*What to produce*
Search the data below for "title"; list each line that holds it.

*Data supplied*
· · ·

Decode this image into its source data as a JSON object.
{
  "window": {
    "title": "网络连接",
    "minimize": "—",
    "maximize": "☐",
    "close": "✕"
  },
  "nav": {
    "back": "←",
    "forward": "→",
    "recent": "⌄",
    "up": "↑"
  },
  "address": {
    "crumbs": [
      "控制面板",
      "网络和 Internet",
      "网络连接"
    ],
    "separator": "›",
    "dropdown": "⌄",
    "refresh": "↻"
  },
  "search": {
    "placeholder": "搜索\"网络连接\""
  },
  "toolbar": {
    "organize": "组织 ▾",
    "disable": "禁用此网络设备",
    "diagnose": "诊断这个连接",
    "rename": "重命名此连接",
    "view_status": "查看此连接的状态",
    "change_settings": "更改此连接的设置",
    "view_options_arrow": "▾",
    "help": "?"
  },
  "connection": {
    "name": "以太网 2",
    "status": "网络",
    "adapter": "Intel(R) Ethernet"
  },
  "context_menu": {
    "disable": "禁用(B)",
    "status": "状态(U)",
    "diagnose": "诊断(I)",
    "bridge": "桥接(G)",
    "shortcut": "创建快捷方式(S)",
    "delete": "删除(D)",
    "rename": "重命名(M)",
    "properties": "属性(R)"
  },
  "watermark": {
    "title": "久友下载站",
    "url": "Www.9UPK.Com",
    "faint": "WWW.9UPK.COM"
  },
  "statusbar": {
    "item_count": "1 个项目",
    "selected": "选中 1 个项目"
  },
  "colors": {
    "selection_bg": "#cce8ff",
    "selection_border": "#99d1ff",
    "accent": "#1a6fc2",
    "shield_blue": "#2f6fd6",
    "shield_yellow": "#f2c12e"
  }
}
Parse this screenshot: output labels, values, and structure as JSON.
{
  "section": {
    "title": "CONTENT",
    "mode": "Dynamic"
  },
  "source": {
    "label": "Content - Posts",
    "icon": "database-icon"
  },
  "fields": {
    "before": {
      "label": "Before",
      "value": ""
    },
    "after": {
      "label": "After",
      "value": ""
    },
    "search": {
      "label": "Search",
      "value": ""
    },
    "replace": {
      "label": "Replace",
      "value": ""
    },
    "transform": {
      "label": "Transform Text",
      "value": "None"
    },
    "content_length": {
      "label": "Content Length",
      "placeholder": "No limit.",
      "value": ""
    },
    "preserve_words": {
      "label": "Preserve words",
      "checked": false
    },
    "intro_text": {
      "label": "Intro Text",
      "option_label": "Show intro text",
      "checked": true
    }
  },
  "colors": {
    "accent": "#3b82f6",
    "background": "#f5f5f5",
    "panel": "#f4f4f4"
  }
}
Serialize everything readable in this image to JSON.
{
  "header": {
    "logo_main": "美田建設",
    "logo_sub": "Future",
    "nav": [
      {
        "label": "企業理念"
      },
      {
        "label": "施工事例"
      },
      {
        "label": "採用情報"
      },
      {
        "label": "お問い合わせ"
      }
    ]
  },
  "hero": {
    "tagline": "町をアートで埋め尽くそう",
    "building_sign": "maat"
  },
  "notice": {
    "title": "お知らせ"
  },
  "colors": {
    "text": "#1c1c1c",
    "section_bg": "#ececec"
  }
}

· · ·

*Reply*
    "title": "网络连接",
    "title": "久友下载站",
    "title": "CONTENT",
    "title": "お知らせ"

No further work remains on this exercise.